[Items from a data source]
((
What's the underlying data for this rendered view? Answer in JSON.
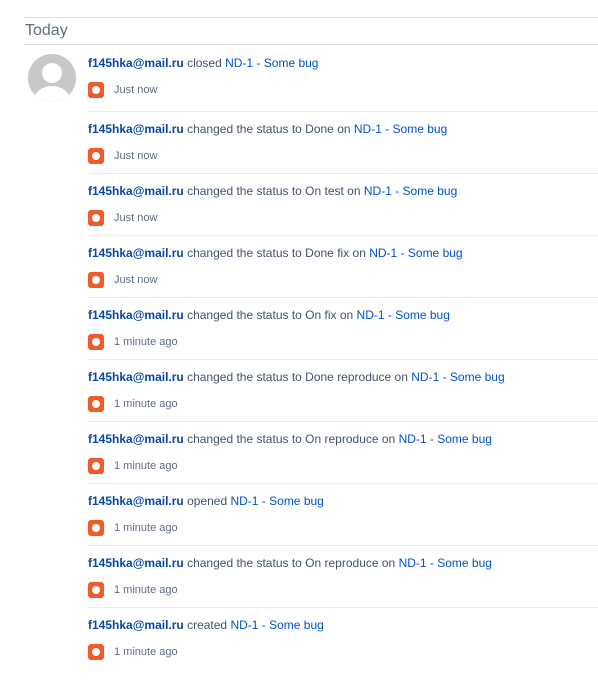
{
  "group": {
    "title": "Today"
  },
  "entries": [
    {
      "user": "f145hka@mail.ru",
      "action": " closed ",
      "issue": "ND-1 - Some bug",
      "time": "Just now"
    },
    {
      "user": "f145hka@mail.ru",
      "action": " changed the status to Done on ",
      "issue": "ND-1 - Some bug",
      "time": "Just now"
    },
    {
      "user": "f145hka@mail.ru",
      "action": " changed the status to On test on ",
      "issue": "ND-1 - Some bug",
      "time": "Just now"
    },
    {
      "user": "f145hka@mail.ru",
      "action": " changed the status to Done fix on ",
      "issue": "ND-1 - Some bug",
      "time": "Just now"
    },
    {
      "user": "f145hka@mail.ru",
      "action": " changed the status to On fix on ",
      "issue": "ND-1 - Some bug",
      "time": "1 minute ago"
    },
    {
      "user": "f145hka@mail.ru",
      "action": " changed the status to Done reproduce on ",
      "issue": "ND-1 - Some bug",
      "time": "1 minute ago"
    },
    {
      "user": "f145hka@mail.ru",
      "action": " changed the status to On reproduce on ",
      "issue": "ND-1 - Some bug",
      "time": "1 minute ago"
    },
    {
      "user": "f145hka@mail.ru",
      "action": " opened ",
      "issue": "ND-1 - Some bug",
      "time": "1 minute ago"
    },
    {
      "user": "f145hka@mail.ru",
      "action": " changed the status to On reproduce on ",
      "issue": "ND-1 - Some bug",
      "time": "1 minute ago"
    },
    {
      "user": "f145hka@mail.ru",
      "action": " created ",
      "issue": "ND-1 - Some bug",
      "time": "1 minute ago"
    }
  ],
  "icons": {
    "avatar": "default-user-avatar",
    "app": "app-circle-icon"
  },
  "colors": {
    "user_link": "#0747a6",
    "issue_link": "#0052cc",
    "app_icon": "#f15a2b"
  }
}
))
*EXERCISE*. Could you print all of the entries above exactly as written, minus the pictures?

*ANSWER BOX*.
What's the underlying data for this rendered view? Answer in JSON.
{
  "group": {
    "title": "Today"
  },
  "entries": [
    {
      "user": "f145hka@mail.ru",
      "action": " closed ",
      "issue": "ND-1 - Some bug",
      "time": "Just now"
    },
    {
      "user": "f145hka@mail.ru",
      "action": " changed the status to Done on ",
      "issue": "ND-1 - Some bug",
      "time": "Just now"
    },
    {
      "user": "f145hka@mail.ru",
      "action": " changed the status to On test on ",
      "issue": "ND-1 - Some bug",
      "time": "Just now"
    },
    {
      "user": "f145hka@mail.ru",
      "action": " changed the status to Done fix on ",
      "issue": "ND-1 - Some bug",
      "time": "Just now"
    },
    {
      "user": "f145hka@mail.ru",
      "action": " changed the status to On fix on ",
      "issue": "ND-1 - Some bug",
      "time": "1 minute ago"
    },
    {
      "user": "f145hka@mail.ru",
      "action": " changed the status to Done reproduce on ",
      "issue": "ND-1 - Some bug",
      "time": "1 minute ago"
    },
    {
      "user": "f145hka@mail.ru",
      "action": " changed the status to On reproduce on ",
      "issue": "ND-1 - Some bug",
      "time": "1 minute ago"
    },
    {
      "user": "f145hka@mail.ru",
      "action": " opened ",
      "issue": "ND-1 - Some bug",
      "time": "1 minute ago"
    },
    {
      "user": "f145hka@mail.ru",
      "action": " changed the status to On reproduce on ",
      "issue": "ND-1 - Some bug",
      "time": "1 minute ago"
    },
    {
      "user": "f145hka@mail.ru",
      "action": " created ",
      "issue": "ND-1 - Some bug",
      "time": "1 minute ago"
    }
  ],
  "icons": {
    "avatar": "default-user-avatar",
    "app": "app-circle-icon"
  },
  "colors": {
    "user_link": "#0747a6",
    "issue_link": "#0052cc",
    "app_icon": "#f15a2b"
  }
}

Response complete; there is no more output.